February 26, 2005
This is one sick and funny knife block. I'm surprised no one ever did this before. Too bad you can't buy it. By Vice Versa.
Thanks to Gizmodo.
February 19, 2005
This is a very slick site that displays the popularity of different names over the past hundred years or so. Looks like there were a lot of babies named Tony when I was born. My parents were so trendy...
Thanks to Chooky Fuzzbang for this link.
There's a small set of things I always have in my pockets. My cellphone. A pen. An LED flashlight. These are all useful to me almost every day. But the thing I've carried most consistently over the past few years is a Spyderco Delica, aka the "Clip It"
The Delica is small, lockback folding knife. There are lots of these kinds of knives, but the Delica stands out in a few ways.
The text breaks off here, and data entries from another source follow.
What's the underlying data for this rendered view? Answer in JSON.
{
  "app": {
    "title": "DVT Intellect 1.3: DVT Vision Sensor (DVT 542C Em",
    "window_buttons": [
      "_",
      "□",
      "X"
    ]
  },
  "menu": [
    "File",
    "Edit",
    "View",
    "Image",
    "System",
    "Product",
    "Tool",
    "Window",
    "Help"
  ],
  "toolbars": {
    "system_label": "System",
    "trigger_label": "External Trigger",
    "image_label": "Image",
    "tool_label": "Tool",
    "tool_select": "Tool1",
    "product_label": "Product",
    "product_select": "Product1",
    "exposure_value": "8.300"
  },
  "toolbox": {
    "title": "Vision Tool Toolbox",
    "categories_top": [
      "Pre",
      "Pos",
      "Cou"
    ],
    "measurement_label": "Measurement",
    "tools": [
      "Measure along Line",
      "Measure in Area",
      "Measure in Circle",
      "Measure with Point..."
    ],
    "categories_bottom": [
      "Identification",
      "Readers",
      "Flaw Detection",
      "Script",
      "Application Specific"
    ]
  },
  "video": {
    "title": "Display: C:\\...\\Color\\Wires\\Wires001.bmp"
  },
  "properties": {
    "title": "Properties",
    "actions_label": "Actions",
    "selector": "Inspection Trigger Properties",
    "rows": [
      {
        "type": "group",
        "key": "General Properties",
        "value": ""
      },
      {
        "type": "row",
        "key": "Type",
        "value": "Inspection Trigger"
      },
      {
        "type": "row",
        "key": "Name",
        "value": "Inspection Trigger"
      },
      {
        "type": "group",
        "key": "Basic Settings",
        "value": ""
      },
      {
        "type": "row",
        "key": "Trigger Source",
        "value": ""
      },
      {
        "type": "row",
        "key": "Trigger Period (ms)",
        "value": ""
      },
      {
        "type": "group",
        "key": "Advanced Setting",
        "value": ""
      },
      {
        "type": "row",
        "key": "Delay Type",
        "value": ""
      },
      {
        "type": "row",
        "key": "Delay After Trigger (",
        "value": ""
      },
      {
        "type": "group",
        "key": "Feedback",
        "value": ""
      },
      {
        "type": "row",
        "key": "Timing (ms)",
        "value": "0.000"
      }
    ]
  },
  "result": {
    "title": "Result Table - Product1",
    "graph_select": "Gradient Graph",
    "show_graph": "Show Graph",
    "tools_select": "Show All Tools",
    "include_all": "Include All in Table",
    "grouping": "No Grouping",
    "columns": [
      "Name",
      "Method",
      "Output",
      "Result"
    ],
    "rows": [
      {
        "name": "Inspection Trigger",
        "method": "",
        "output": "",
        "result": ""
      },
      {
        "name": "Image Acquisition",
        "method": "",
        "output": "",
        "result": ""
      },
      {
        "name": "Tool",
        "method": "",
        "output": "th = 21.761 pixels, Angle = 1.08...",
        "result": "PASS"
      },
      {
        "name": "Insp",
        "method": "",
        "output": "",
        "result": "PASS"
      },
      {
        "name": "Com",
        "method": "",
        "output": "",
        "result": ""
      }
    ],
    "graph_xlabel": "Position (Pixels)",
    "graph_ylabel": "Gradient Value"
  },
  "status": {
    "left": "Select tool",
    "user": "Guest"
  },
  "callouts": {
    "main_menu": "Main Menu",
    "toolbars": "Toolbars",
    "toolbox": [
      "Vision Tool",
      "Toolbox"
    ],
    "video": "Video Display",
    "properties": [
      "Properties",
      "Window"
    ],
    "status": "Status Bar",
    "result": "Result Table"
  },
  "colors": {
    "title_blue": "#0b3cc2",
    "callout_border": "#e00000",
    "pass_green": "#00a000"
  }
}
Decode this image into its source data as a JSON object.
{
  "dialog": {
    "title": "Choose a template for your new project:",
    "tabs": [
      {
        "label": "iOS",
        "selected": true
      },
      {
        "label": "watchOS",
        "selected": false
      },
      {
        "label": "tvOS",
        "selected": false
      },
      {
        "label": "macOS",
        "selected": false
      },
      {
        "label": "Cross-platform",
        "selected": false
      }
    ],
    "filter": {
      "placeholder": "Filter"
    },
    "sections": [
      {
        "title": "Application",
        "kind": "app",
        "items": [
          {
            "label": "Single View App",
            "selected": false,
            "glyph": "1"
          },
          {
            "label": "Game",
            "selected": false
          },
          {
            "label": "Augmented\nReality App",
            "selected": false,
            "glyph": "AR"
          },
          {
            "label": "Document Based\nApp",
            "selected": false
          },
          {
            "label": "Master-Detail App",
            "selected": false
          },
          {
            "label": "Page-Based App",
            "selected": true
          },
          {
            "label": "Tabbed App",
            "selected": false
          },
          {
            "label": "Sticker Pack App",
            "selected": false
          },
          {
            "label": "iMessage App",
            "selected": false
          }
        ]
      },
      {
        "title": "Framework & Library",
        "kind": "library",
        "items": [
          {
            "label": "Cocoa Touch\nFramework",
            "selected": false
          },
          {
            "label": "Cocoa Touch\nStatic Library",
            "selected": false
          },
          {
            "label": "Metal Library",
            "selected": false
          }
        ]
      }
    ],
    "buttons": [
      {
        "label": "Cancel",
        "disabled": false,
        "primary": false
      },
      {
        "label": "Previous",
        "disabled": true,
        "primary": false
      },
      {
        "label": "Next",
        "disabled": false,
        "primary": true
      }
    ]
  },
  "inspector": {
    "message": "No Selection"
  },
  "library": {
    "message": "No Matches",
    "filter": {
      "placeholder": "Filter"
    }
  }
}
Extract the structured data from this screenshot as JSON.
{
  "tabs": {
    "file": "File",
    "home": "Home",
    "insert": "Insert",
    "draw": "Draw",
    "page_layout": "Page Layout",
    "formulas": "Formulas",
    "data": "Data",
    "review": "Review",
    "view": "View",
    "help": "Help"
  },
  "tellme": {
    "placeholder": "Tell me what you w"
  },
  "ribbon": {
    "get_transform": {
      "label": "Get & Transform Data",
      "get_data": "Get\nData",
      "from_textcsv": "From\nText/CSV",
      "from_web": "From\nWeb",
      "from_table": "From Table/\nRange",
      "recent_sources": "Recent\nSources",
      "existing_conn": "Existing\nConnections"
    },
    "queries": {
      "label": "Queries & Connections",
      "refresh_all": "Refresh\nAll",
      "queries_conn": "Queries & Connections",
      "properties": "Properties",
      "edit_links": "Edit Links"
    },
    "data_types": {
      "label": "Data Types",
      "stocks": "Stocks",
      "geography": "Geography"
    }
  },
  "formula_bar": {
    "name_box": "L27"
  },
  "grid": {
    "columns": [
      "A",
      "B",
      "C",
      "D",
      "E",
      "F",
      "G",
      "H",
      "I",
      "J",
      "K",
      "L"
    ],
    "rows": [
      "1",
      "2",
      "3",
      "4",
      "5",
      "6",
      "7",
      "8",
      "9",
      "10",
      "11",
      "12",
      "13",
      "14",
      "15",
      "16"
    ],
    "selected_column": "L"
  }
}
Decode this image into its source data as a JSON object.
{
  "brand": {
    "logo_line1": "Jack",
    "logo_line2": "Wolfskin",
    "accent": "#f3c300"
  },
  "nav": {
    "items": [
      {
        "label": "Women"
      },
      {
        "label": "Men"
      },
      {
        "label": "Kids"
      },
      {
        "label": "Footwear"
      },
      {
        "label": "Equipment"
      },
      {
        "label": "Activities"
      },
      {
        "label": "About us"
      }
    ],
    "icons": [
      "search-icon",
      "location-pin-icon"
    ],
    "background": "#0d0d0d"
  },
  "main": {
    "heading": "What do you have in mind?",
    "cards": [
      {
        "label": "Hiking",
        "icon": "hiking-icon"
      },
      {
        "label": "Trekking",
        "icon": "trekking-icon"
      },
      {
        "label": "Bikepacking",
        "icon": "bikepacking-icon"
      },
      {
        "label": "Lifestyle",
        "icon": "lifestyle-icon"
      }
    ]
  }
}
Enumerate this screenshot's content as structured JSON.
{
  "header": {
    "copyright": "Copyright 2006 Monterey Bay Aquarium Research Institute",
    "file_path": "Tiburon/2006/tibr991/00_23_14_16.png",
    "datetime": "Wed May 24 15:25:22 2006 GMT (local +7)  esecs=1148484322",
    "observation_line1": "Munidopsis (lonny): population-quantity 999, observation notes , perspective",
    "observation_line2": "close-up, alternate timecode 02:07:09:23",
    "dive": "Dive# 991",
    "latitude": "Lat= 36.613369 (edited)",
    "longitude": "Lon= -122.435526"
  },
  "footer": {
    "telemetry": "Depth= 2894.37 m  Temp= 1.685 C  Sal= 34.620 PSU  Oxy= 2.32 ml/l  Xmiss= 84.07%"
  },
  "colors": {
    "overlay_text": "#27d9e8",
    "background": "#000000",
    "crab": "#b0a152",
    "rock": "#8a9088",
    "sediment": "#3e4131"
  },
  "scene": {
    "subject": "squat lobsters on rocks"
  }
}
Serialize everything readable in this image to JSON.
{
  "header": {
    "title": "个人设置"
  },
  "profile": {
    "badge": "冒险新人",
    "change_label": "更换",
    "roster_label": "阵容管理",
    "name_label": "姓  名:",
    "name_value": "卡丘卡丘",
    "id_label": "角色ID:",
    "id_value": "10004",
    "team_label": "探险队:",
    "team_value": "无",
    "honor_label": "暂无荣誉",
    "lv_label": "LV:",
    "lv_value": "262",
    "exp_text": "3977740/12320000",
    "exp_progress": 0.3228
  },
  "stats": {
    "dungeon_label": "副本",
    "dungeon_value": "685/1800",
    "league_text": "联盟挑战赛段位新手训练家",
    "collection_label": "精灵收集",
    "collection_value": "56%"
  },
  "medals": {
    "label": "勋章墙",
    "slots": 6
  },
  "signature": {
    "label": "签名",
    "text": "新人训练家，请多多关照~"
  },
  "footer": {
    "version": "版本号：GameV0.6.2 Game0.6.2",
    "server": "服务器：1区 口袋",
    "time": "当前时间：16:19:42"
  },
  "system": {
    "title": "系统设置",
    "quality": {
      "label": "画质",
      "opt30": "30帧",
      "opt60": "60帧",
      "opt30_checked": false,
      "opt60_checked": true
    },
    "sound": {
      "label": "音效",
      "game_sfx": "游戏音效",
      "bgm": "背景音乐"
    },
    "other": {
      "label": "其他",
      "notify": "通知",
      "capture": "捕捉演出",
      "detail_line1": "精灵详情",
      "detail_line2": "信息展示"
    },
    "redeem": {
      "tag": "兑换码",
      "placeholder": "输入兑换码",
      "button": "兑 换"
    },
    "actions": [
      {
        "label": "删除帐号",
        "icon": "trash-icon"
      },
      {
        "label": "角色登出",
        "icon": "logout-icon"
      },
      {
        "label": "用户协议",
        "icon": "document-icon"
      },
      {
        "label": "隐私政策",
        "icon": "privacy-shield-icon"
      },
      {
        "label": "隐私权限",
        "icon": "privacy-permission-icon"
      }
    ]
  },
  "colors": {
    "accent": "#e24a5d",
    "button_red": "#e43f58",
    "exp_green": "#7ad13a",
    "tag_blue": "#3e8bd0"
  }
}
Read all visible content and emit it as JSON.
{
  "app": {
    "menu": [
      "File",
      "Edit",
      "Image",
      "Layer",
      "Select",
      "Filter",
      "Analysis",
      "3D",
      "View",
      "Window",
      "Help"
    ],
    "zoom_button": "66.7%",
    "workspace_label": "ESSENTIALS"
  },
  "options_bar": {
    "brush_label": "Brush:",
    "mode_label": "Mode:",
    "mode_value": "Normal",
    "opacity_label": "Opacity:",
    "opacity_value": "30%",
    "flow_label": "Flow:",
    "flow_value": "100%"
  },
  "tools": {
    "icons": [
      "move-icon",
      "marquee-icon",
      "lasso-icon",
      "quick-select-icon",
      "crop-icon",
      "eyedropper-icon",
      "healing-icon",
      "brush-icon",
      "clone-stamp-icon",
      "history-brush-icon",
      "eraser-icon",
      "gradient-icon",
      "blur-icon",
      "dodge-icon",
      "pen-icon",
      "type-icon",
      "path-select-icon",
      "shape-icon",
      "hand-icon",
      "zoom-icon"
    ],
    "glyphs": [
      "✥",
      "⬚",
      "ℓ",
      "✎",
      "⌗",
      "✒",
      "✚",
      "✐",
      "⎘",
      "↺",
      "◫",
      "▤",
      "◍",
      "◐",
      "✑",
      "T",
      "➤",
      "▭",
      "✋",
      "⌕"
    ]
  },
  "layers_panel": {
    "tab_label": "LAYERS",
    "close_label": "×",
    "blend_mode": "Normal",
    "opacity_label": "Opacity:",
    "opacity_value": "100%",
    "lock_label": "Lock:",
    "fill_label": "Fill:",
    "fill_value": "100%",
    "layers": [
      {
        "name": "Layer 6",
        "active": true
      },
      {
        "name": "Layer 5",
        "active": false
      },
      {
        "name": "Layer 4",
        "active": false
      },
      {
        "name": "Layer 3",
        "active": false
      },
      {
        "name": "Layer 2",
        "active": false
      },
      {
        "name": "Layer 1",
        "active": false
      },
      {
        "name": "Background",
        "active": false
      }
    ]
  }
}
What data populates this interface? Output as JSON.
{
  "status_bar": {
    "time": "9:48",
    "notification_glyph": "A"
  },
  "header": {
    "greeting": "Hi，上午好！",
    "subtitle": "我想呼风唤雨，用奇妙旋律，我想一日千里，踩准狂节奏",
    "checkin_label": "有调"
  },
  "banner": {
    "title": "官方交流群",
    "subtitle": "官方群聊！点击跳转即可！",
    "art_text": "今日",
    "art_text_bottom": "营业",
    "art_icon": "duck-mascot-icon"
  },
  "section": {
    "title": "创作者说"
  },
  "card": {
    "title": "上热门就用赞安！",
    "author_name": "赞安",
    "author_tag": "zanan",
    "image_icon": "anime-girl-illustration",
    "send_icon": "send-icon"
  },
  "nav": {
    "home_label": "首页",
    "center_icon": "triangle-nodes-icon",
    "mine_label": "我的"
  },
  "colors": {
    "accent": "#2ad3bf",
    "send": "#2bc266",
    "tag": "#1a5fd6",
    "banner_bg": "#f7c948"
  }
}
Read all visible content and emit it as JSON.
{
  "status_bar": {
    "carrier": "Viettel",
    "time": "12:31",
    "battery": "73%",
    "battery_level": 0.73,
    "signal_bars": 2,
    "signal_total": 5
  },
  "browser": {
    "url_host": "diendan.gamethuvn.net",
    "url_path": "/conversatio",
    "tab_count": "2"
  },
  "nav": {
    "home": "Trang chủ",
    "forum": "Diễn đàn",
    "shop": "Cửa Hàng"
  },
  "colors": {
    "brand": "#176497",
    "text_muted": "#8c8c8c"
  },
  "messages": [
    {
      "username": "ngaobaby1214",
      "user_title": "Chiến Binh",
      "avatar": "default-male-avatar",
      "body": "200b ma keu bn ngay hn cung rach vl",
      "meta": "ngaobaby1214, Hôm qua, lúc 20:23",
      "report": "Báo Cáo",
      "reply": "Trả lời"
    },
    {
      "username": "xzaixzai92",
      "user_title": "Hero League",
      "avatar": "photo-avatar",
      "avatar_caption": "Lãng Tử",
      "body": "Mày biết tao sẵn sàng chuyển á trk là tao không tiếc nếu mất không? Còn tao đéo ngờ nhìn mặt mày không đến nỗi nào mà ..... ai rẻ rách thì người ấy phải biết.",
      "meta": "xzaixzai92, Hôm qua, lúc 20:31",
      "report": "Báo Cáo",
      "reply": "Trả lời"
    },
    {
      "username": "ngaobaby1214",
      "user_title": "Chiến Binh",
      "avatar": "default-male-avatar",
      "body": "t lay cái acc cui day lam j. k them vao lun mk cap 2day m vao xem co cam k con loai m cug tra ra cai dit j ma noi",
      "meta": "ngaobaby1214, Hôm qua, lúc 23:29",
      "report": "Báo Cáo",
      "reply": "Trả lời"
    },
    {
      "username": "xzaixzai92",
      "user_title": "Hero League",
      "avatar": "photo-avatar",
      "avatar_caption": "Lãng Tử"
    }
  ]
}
First, it has a clip on the side that allows me to hang it on the corner of my pocket; the clip is reversable so I can carry on either side of my body (and I do). This has a few benefits. First, it's just way more comfortable to carry this way; it's not turning sideways in the bottom of my pocket like the Swiss army knife I used to carry. Second, I always know exactly where it is and in what orientation.
This leads to the next benefit. I can open and close the knife with one hand, quickly if necessary. Invariably, when I need to cut something, I'm already holding it.
Next, the knife is super comfortable to hold and use. It's small and light (and short enough to legally carry virtually everywhere). The bump on the back of the blade is a perfect place to rest my thumb. Together with the slight curve on bottom, I feel secure that I can push a bit on the blade with less risk of sliding forward. This alone makes it preferable to me than most of the straight handled folding knives.
Finally, it's got a good blade. It's sharp and holds an edge. The blade comes in three configurations -- serrated, smooth, and combination (half serrated, half smooth). I prefer the smooth or combination blades. Spyderco also makes a trainer version with a dull blade.
While the knife looks purposeful and a bit scary to some (and I'm sure it would be useful in a fight), I find myself relying on it almost every day for some mundane task -- cutting down a box for recycling, peeling an orange, cutting out a newspaper clipping. I use the knives so often that I am acutely aware now when I don't have one (like on flights after 9/11.) These are useful tools, well-designed and well-made, and relatively affordable. What more could you ask for?
February 15, 2005
I'm still sick but finally starting to feel a bit more human. The last few days have been a weird haze of drowsiness, otc-cold-medicine fog, and self-induced West Wing marathon bleariness.
The last the most interesting part. Michelle and I have both been watching episode after episode. Our banter has become a little sharper and wittier, even in our current condition. Gawd, I hope I don't start voting Democratic next...
February 13, 2005
Ugh. I have that achy, fevery, runny nose thing. Nothing like kids bouncing on you to make a bad thing worse. What's more, I haven't been sleeping well. My mind keeps racing; I have 2-3 story lines running in my head. It's like I'm channel surfing in my dreams. Weird.
Two things have eased my condition. 1. Michelle made some killer chicken soup this evening. She's my hero. 2. Our friend Mike loaned us his West Wing seasons 1-3 boxed sets. I'd forgotten how much I love West Wing; it's even better without commercials, in order, all at once.
February 12, 2005
Michael (4), my evil child who strikes fear in others, has a weakness. Michelle discovered the other day that Michael is afraid of flies (but "just a little bit" according to Michael.)
Hard to believe that Mr. Dangerous is afraid of flies, but I guess even Superman had a weakness. I guess Andrew (7) will need to carry a little vial of flies with him from now on to ward off Michael.
Every so often, product teams at Microsoft have a review with Bill. We had ours last week. Unlike my last meeting with Bill, there were no near-disasters preceeding the meeting other than a last minute time change that got us there a half-hour early.
My boss showed off his Jedi Master skills in keeping the meeting flowing (not always easy with Bill and half-a-dozen VPs in the room). Bill seemed super pleased (even pleasantly surprised) with our plans for the next version of Internet Explorer. My part went fine with little drama.
Bill had his usual assortment of insightful comments and notes on who else we needed to talk to in the company. He seemed upset only three times; fortunately, only one was aimed at us (this is something of a record, I think). In my 14.5 years at Microsoft, it was easily the best Bill review I've been in.
Now, we just need to go ship it...